§ **Input data**
Content starts

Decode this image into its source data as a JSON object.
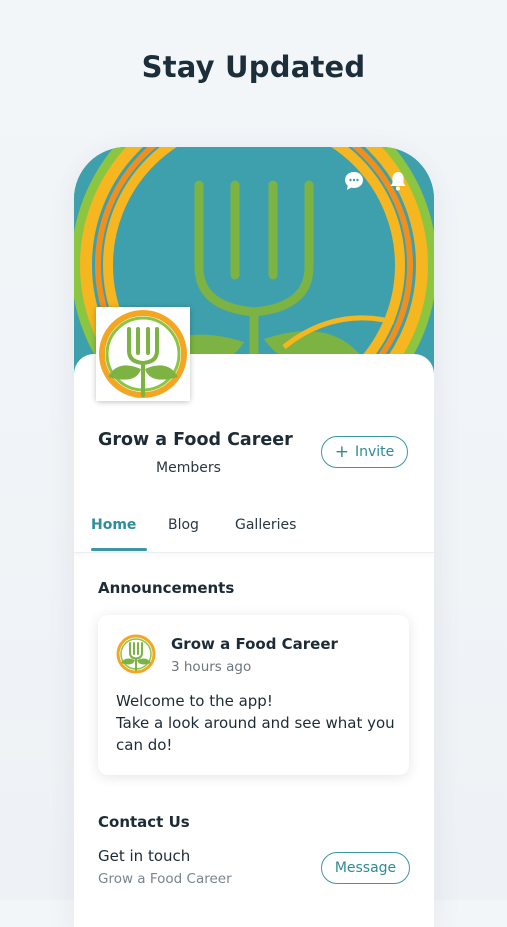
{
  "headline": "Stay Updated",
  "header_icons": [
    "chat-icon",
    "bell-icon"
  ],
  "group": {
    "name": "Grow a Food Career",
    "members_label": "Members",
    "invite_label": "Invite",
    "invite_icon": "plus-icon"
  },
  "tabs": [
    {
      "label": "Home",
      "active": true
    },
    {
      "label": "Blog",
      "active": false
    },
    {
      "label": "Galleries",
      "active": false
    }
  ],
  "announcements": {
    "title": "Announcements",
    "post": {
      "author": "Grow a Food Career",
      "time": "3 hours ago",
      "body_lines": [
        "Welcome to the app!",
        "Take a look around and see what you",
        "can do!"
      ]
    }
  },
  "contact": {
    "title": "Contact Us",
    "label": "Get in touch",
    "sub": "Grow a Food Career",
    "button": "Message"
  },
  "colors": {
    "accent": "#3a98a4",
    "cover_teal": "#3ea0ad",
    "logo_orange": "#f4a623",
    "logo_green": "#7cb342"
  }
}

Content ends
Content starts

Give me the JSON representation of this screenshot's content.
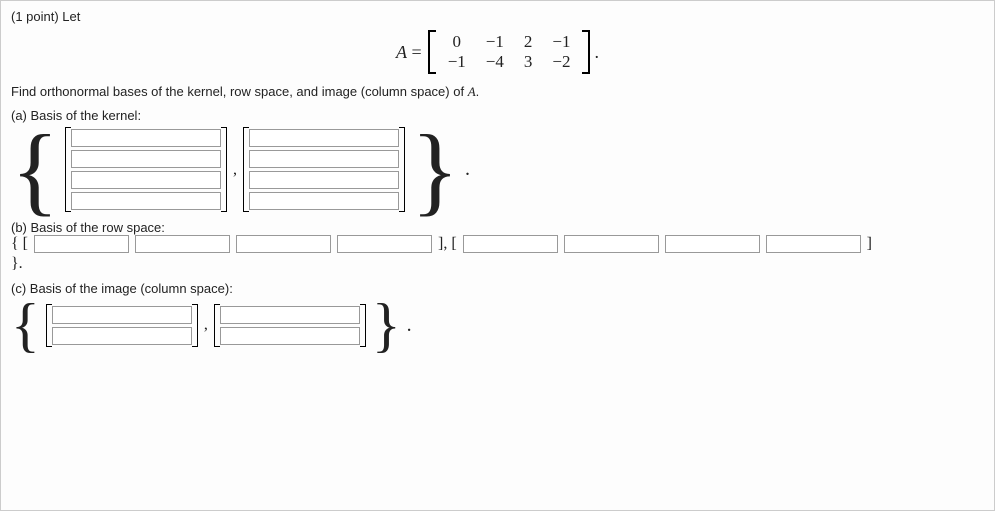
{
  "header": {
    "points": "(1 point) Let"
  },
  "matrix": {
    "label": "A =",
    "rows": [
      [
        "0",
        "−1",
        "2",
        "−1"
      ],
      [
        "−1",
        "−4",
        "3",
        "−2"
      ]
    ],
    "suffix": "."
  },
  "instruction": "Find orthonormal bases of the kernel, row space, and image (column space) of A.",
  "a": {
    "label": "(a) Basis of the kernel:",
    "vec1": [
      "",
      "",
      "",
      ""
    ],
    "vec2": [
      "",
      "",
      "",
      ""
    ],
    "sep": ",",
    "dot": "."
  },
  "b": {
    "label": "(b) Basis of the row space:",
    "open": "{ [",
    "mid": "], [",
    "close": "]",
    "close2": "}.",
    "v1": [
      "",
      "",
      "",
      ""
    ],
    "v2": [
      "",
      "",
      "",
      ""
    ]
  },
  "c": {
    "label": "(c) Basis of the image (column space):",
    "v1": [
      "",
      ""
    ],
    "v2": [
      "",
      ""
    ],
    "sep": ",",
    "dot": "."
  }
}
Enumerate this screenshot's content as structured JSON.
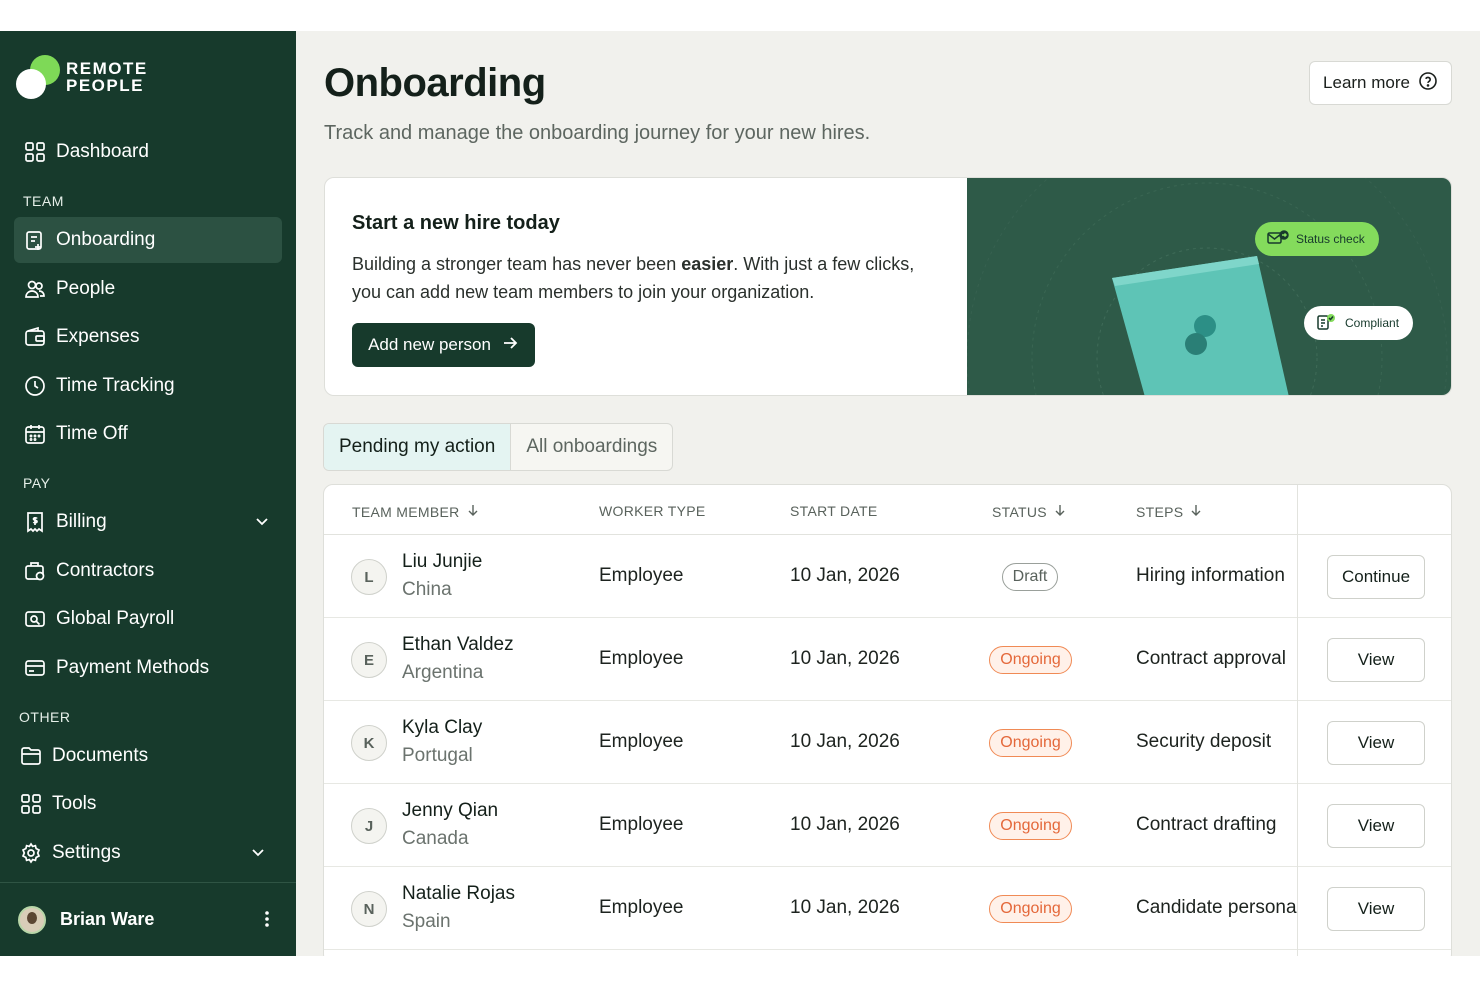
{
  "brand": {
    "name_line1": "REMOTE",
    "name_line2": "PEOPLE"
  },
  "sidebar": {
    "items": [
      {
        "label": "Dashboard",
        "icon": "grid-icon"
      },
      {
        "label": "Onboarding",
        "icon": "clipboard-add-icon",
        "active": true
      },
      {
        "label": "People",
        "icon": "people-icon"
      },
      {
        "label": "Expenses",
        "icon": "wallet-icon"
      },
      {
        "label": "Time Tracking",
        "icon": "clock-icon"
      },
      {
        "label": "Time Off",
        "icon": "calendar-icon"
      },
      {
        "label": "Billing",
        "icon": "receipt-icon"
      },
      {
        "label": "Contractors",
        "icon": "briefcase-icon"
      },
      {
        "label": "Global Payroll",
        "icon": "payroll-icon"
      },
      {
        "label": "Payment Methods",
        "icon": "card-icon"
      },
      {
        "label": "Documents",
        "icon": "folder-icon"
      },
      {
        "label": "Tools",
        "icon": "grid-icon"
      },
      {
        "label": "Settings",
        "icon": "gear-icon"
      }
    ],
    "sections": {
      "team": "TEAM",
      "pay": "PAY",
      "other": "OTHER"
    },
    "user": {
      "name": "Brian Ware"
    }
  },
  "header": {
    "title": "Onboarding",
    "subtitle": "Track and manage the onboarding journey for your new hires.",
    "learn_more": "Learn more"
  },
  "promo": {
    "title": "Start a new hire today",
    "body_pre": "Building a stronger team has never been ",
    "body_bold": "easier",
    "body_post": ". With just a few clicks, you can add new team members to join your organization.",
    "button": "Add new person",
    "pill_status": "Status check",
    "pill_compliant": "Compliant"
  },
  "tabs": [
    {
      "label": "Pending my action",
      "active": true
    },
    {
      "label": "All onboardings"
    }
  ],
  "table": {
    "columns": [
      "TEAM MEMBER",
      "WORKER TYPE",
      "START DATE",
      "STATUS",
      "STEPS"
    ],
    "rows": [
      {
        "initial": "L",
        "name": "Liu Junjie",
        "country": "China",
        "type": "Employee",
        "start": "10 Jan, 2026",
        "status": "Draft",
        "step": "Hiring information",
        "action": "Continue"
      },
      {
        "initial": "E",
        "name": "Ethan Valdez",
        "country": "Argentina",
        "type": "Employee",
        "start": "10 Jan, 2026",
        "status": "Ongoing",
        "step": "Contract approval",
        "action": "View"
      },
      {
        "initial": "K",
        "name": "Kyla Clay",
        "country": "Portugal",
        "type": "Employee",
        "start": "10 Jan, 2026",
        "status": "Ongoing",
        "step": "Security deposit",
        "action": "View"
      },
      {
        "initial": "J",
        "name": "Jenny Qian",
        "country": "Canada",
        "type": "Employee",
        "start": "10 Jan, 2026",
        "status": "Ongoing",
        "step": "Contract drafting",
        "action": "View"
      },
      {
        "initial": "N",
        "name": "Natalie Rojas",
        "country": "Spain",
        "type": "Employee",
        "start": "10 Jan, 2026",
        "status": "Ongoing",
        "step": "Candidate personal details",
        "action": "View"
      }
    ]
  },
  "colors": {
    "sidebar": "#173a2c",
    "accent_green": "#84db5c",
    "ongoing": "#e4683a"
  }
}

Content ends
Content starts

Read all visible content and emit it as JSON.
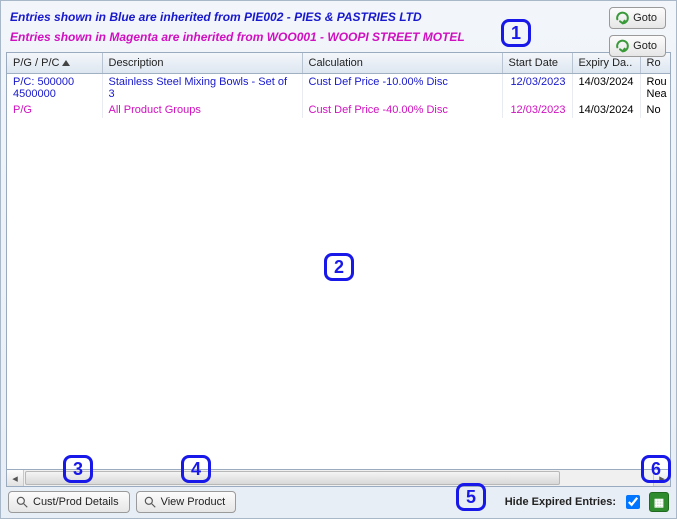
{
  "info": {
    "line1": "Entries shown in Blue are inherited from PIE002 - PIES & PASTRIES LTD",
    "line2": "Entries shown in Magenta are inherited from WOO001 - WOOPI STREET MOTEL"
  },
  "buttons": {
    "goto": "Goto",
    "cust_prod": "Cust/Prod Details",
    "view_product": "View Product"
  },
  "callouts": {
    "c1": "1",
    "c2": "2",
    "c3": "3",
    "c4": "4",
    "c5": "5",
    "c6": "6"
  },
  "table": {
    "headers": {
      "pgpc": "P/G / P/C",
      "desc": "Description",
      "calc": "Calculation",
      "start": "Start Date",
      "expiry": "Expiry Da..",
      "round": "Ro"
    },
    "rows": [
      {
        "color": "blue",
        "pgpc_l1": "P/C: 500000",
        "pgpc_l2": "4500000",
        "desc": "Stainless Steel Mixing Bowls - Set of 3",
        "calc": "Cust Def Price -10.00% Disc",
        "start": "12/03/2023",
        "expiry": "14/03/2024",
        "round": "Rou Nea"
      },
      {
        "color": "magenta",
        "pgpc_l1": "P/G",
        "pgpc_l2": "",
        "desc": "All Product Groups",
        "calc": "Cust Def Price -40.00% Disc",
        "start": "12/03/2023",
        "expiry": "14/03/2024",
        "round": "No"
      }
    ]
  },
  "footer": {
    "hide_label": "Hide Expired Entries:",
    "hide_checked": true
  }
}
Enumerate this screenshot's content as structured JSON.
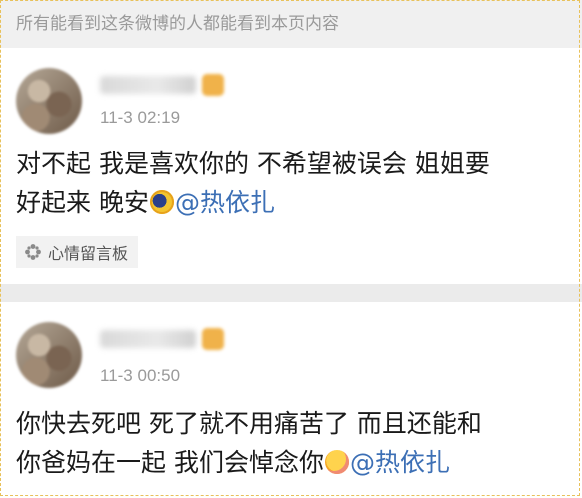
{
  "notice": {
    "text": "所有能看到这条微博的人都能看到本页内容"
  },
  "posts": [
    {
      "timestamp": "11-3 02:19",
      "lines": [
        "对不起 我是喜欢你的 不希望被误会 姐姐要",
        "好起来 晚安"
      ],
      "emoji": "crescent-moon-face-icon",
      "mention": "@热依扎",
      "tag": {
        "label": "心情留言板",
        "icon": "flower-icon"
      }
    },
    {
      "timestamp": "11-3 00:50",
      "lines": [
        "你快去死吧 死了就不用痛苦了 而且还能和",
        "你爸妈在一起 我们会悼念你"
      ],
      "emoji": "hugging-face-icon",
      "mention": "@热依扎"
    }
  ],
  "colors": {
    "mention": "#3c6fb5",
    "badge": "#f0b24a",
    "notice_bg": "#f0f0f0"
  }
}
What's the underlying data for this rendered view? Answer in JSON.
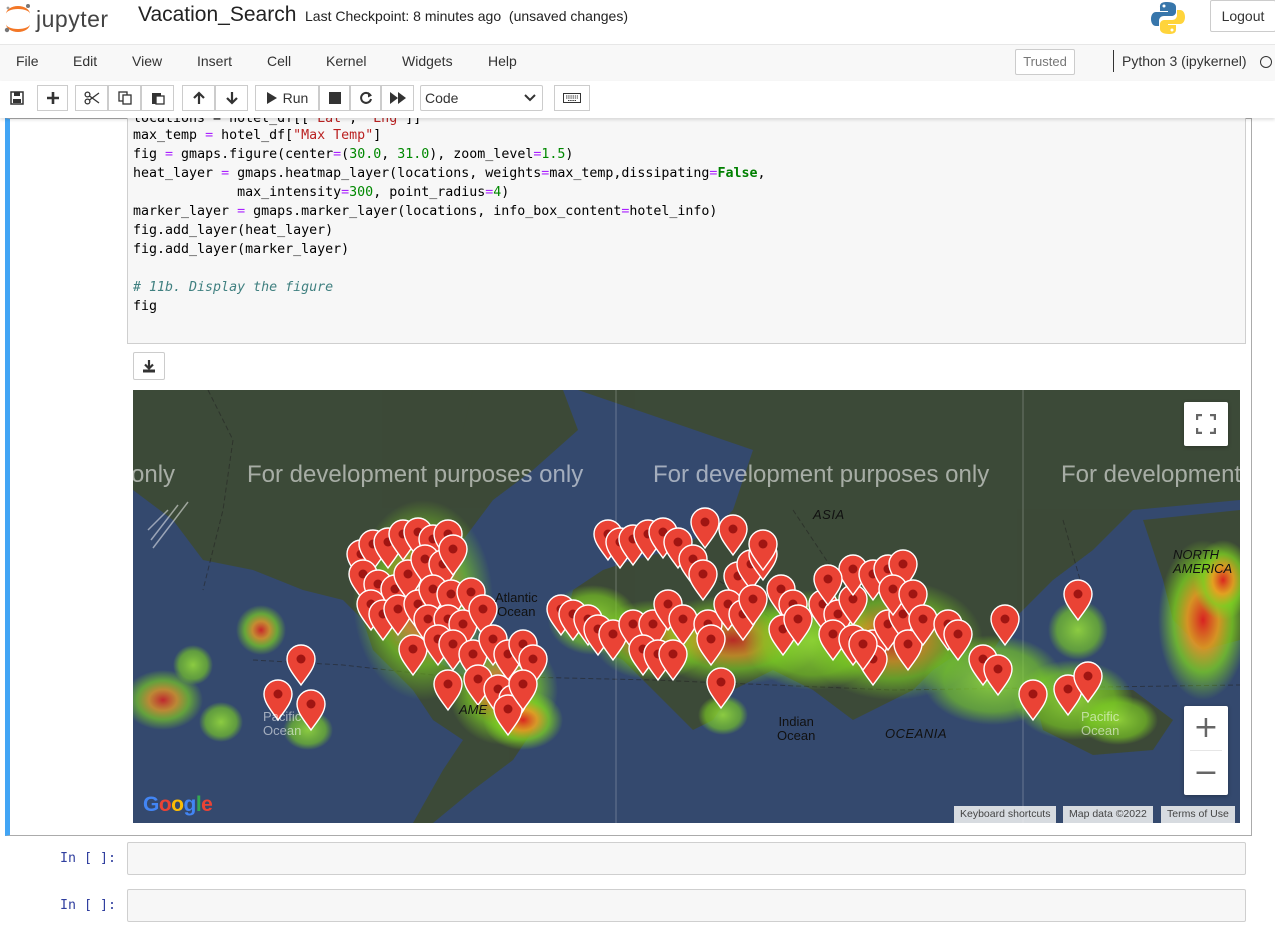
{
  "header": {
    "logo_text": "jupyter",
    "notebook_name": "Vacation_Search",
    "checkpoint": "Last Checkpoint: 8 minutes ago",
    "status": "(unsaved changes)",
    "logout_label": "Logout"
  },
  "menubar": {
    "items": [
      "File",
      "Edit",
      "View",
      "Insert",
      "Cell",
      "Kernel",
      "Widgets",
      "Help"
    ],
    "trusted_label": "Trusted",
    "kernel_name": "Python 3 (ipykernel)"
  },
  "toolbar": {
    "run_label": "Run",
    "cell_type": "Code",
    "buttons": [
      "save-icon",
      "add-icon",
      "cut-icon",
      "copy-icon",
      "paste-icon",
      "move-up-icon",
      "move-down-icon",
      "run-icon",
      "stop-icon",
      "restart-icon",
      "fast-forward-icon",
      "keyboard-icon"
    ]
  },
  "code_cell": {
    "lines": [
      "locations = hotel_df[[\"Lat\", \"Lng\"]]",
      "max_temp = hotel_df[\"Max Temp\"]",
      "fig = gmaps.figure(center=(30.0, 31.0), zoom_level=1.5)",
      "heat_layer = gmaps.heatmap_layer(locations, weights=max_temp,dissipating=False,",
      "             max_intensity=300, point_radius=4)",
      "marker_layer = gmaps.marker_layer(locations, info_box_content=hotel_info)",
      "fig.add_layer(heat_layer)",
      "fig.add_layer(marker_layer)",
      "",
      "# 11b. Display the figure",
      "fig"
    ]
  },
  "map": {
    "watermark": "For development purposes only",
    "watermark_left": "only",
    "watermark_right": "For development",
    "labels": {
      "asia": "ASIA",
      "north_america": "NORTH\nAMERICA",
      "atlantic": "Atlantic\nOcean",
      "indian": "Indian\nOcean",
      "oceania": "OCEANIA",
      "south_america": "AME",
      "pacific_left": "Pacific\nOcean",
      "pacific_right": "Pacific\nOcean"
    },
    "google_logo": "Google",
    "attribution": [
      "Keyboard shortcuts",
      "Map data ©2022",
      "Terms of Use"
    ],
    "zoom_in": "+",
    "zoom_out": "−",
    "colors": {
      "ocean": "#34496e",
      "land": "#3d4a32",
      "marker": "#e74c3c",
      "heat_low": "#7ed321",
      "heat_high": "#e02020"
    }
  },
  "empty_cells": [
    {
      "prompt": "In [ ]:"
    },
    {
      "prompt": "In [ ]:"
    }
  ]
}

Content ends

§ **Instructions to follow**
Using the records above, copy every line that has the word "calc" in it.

§ **Answer section**
      "calc": "Calculation",
        "calc": "Cust Def Price -10.00% Disc",
        "calc": "Cust Def Price -40.00% Disc",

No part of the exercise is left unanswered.